So far, very few cultivation licences have been granted. Specifically, DJT Plants Spain and Alcaliber have been authorised to cultivate cannabis with a THC content (the plant’s main psychoactive component) of more than 0.2% for therapeutic purposes. The cannabis-derived products obtained: extracts, dyes, active principles, etc., would be destined both for export and for the manufacture of medicines by entities authorised by the AEMPS.
In addition, permission has been granted to Phytoplant, the Polytechnic University of Valencia, CIJA Preservation S.L. and DJT Plants Spain to cultivate cannabis with THC content > 0.2% for research purposes. Approved entities must keep a ledger of the cultivation, the products obtained and their destruction.
On the other hand, throughout the EU, professional growers are allowed to cultivate cannabis from EU-certified seeds with a THC content<0.2% for industrial use of the products obtained, i.e., only for the production of fibres and seeds. Agricultural companies can freely sow these seeds without any other requirement than to register the crop in the corresponding registry in each autonomous community.
What the law says about cannabis cultivation in Spain
As we said at the beginning of this article, there is no specific law for cannabis cultivation to refer to. We therefore need to stick to what has already been said and conclude that the law does not allow the free cultivation of cannabis outside the cases authorised by the AEMPS.

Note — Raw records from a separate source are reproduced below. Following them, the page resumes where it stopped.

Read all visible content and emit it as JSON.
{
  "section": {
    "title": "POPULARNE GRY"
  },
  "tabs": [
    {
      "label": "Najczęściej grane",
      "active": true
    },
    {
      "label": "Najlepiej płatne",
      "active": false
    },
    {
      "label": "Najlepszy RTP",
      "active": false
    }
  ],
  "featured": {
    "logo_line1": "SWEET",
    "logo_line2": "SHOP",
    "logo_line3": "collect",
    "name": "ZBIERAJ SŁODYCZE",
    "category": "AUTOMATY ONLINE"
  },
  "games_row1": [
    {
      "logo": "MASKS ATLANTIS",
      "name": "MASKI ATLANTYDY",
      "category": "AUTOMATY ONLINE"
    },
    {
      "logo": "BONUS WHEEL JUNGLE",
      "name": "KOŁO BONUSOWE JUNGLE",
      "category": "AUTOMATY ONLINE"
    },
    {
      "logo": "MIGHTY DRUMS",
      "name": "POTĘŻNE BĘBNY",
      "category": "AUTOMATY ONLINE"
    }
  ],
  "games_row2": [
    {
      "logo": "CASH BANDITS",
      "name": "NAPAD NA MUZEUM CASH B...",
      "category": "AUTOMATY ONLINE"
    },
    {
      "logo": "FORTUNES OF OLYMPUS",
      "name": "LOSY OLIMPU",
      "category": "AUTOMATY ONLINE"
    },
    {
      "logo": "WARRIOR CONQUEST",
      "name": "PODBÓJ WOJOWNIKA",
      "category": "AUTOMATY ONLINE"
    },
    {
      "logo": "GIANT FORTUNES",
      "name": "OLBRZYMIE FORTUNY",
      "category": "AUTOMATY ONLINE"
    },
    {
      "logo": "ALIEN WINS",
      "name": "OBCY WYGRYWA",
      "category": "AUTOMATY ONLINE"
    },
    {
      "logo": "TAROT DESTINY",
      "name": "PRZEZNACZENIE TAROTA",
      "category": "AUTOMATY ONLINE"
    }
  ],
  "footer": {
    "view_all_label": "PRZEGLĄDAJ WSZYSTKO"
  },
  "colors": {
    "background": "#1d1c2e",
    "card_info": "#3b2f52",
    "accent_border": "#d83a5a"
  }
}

In addition, Article 368 of the Penal Code punishes the cultivation, processing and trafficking of drugs: “Those who perform acts of cultivating, processing or trafficking, or otherwise promote, favour or facilitate the illegal consumption of toxic drugs, narcotics or psychotropic substances, or possess them for those purposes, shall be punished with a prison sentence of three to six years and a fine of three times the value of the drug subject to the offence if it they are substances or products that cause serious damage to health, and a prison sentence of one to three years and a fine of three times the value of the drug in other cases. Notwithstanding the preceding paragraph, the courts may impose a sentence that is lesser in degree than those indicated, taking into account the minor nature of the offence and the personal circumstances of the offender.”
It should be noted that the article distinguishes between drugs that cause serious damage to health and all other cases, which undoubtedly include cannabis; the penalty should be the less punitive of the two possible penalties. Also, the above article specifies that the punishable conducts are cultivation, processing and trafficking, and individual and isolated consumption of drugs is not punishable. Cultivating, processing or trafficking drugs, narcotics and psychotropic substances may not be criminally relevant if the quantities seized are small.

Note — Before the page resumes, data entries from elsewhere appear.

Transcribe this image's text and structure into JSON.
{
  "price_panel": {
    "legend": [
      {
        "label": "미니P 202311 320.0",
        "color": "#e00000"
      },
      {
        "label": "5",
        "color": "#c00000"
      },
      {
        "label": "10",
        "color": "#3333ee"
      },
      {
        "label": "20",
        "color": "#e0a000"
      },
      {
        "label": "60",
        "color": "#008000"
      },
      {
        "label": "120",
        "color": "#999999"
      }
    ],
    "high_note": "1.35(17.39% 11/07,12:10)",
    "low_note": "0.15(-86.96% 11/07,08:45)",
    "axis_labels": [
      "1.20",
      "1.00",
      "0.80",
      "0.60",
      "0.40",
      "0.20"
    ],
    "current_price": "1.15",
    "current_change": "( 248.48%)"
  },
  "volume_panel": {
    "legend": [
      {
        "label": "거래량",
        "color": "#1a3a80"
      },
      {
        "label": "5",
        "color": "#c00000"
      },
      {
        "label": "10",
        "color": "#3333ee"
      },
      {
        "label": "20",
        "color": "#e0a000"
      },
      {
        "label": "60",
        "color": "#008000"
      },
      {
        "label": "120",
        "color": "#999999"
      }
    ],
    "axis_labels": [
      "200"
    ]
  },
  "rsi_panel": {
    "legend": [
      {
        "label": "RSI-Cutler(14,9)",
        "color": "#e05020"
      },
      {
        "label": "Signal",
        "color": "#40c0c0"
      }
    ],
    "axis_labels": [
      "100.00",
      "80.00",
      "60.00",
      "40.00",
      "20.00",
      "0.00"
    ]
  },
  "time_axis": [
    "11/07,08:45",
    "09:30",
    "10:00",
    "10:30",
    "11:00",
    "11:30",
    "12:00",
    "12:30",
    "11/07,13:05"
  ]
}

Article 368, on the other hand, is confined to Chapter III, Title XV: Offences against public health. This is remarkable, as it alludes to offences against third parties, reinforcing the idea that self-cultivation for individual consumption is not punishable if it cannot be linked to harm to any other person.
Within this context the famous concept of a legal loophole appears, where consumption does not constitute a crime and where cultivation is not punishable if the crop is grown to one’s own detriment without compromising public health. Under these premises, the more than 300,000 medical cannabis users, and any person in general, could cultivate and consume cannabis in an individual and private context without the intention of trafficking, promoting, favouring or facilitating consumption to the detriment of third parties.

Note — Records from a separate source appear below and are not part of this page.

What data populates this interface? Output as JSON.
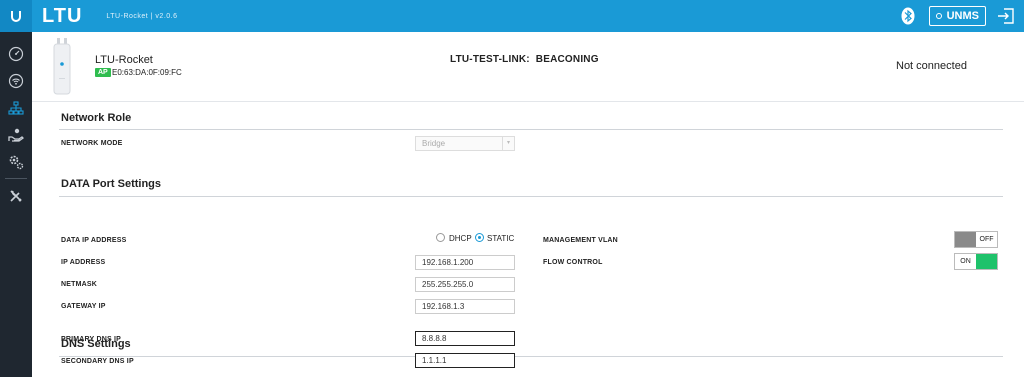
{
  "topbar": {
    "brand": "LTU",
    "subtitle": "LTU-Rocket | v2.0.6",
    "unms_label": "UNMS",
    "accent_color": "#1a9ad6",
    "icons": [
      "ubiquiti-logo-icon",
      "bluetooth-icon",
      "logout-icon"
    ]
  },
  "sidebar": {
    "items": [
      {
        "name": "dashboard-icon"
      },
      {
        "name": "wireless-icon"
      },
      {
        "name": "network-icon",
        "active": true
      },
      {
        "name": "services-icon"
      },
      {
        "name": "settings-icon"
      },
      {
        "name": "tools-icon"
      }
    ]
  },
  "device": {
    "name": "LTU-Rocket",
    "mode_badge": "AP",
    "mac": "E0:63:DA:0F:09:FC",
    "link_status": "LTU-TEST-LINK:  BEACONING",
    "connection_status": "Not connected"
  },
  "network_role": {
    "title": "Network Role",
    "network_mode_label": "NETWORK MODE",
    "network_mode_value": "Bridge"
  },
  "data_port": {
    "title": "DATA Port Settings",
    "data_ip_label": "DATA IP ADDRESS",
    "dhcp_label": "DHCP",
    "static_label": "STATIC",
    "ip_label": "IP ADDRESS",
    "ip_value": "192.168.1.200",
    "netmask_label": "NETMASK",
    "netmask_value": "255.255.255.0",
    "gateway_label": "GATEWAY IP",
    "gateway_value": "192.168.1.3",
    "mgmt_vlan_label": "MANAGEMENT VLAN",
    "mgmt_vlan_state": "OFF",
    "flow_control_label": "FLOW CONTROL",
    "flow_control_state": "ON"
  },
  "dns": {
    "title": "DNS Settings",
    "primary_label": "PRIMARY DNS IP",
    "primary_value": "8.8.8.8",
    "secondary_label": "SECONDARY DNS IP",
    "secondary_value": "1.1.1.1"
  }
}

Similarly, and taking into account that only cannabis plants with a THC content of >0.2 are considered a narcotic, all those with a lower content will not be considered as such. Persons who recklessly cultivate this type of seed would be guilty of some kind of offence for not declaring the cultivation or not being professional farmers or not using the product for industrial purposes, but they could never be guilty of the offence under Article 368 of the Penal Code.